It is well-documented that learning is divided in inter-disciplinary learning, diversity of backgrounds, a focus on group-work and collaboration, and experiential learning, which benefits the “pedagogy of adventure”. However, the last finding —pointing to the key role of language and storytelling in developing creative rationality— is something that often goes unnoticed in the discourse on educational reform.
Storytelling transcends culture and time, all the way back to our cavemen days. Over time we turned to fairy tales and myths to transfer the wisdom and knowledge necessary for survival —for many indigenous communities, this is still the case today. Human beings remember knowledge when poured into the narrative of a story. Faucheux and Forest add that “most of our experience, knowledge, and thinking is organized as stories —it is a basic principle of our mind.” Knowledge transmission is but one of the benefits of storytelling. Storytelling encourages personal development in the form of reflection, improved communication skills, and social connection. Stories ignite personal reflection and establish relationships with others and with the unknown; it forces people to delve deeper within themselves to break cultural barriers, defy social differences, and unearth new experiences.

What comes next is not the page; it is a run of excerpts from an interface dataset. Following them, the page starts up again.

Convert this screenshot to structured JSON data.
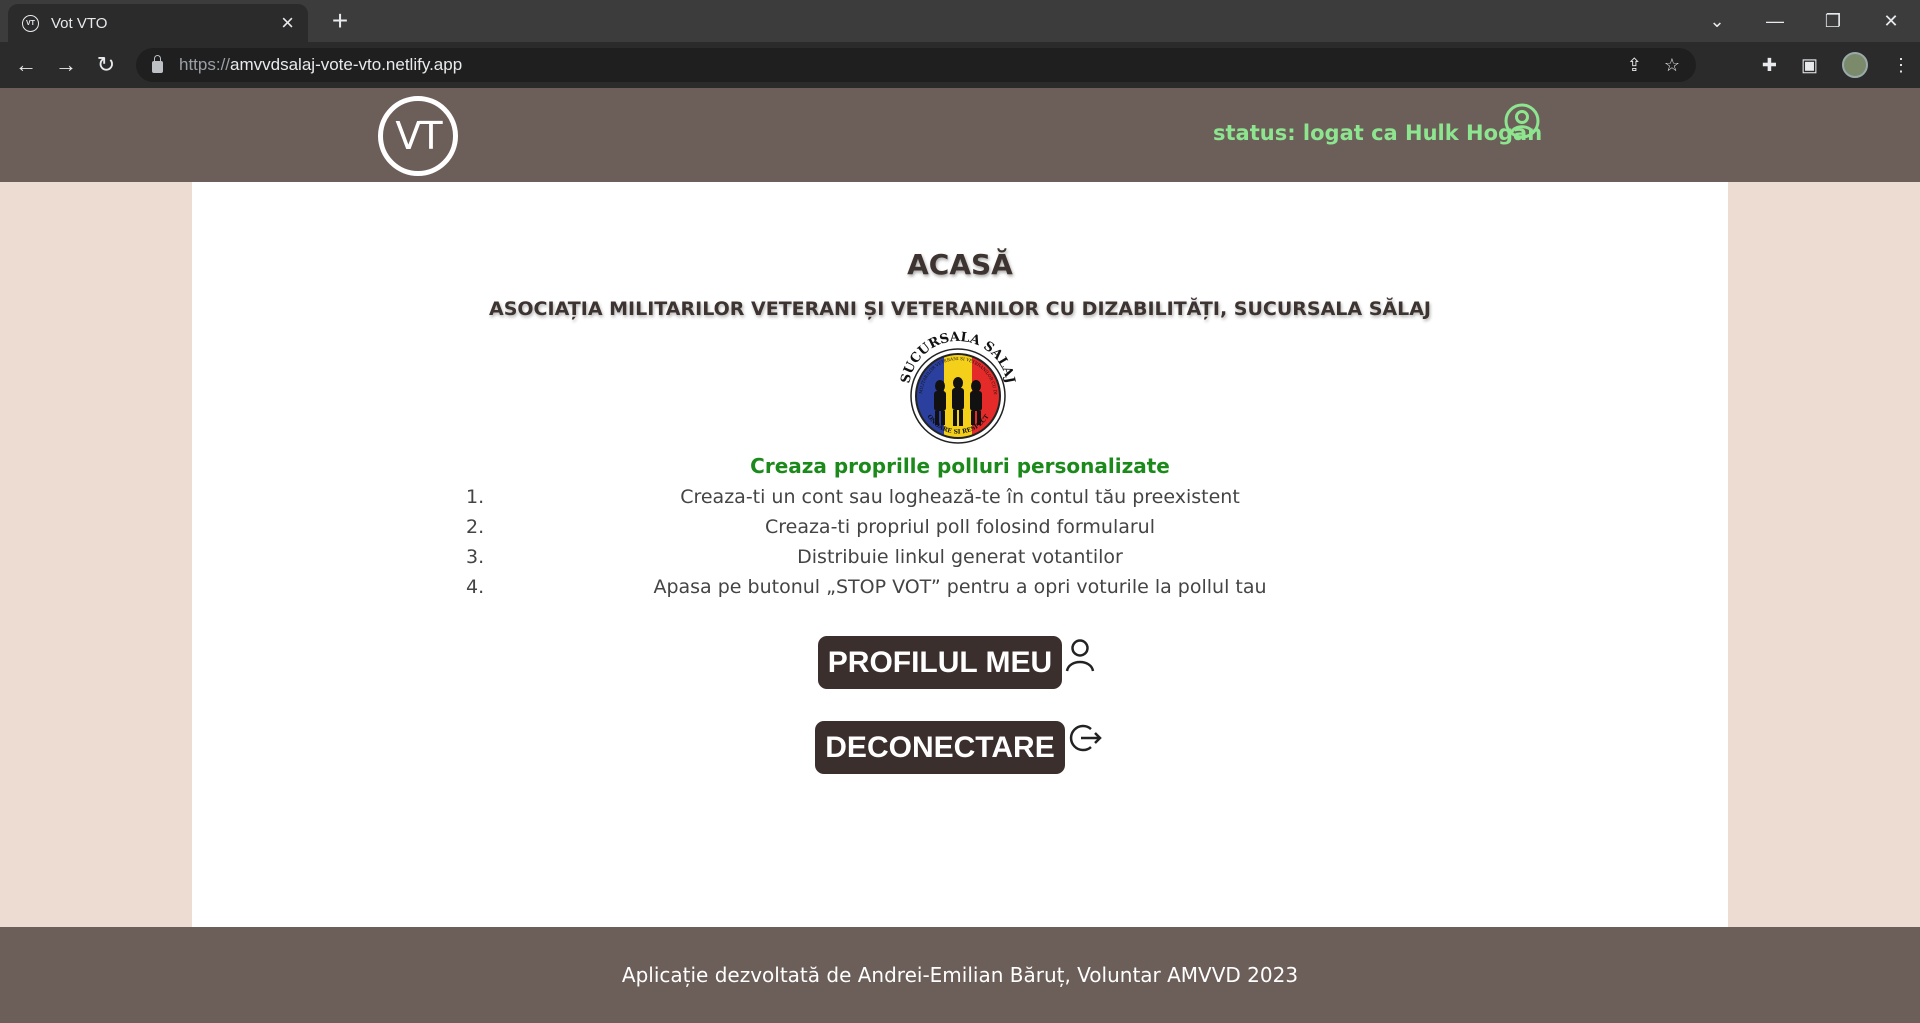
{
  "browser": {
    "tab_title": "Vot VTO",
    "favicon_text": "VT",
    "url_scheme": "https://",
    "url_host": "amvvdsalaj-vote-vto.netlify.app"
  },
  "header": {
    "logo_text": "VT",
    "status": "status: logat ca Hulk Hogan"
  },
  "main": {
    "title": "ACASĂ",
    "subtitle": "ASOCIAȚIA MILITARILOR VETERANI ȘI VETERANILOR CU DIZABILITĂȚI, SUCURSALA SĂLAJ",
    "emblem": {
      "top_text": "SUCURSALA SALAJ",
      "ring_text": "ASOCIATIA MILITARILOR VETERANI SI VETERANILOR CU DIZABILITATI",
      "bottom_text": "ONOARE SI RESPECT"
    },
    "steps_heading": "Creaza proprille polluri personalizate",
    "steps": [
      {
        "num": "1.",
        "text": "Creaza-ti un cont sau loghează-te în contul tău preexistent"
      },
      {
        "num": "2.",
        "text": "Creaza-ti propriul poll folosind formularul"
      },
      {
        "num": "3.",
        "text": "Distribuie linkul generat votantilor"
      },
      {
        "num": "4.",
        "text": "Apasa pe butonul „STOP VOT” pentru a opri voturile la pollul tau"
      }
    ],
    "profile_button": "PROFILUL MEU",
    "logout_button": "DECONECTARE"
  },
  "footer": {
    "text": "Aplicație dezvoltată de Andrei-Emilian Băruț, Voluntar AMVVD 2023"
  },
  "colors": {
    "header_bg": "#6c5e59",
    "page_bg": "#ecdcd1",
    "status_green": "#8ee58f",
    "heading_green": "#1b8a1b",
    "button_bg": "#3a2f2c"
  }
}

Above all, storytelling sparks imagination. It inspires us to go beyond mere data, reason, and logic, and helps us to “contextualize problems and relativize it on meta-level, thereby stimulating radically different logics and solutions,” the study concludes. This way, using metaphors and narration, language plays a vital role in shaping new ideas. It opens up new worlds, and invites to abandon comfort zones and delve into the unknown.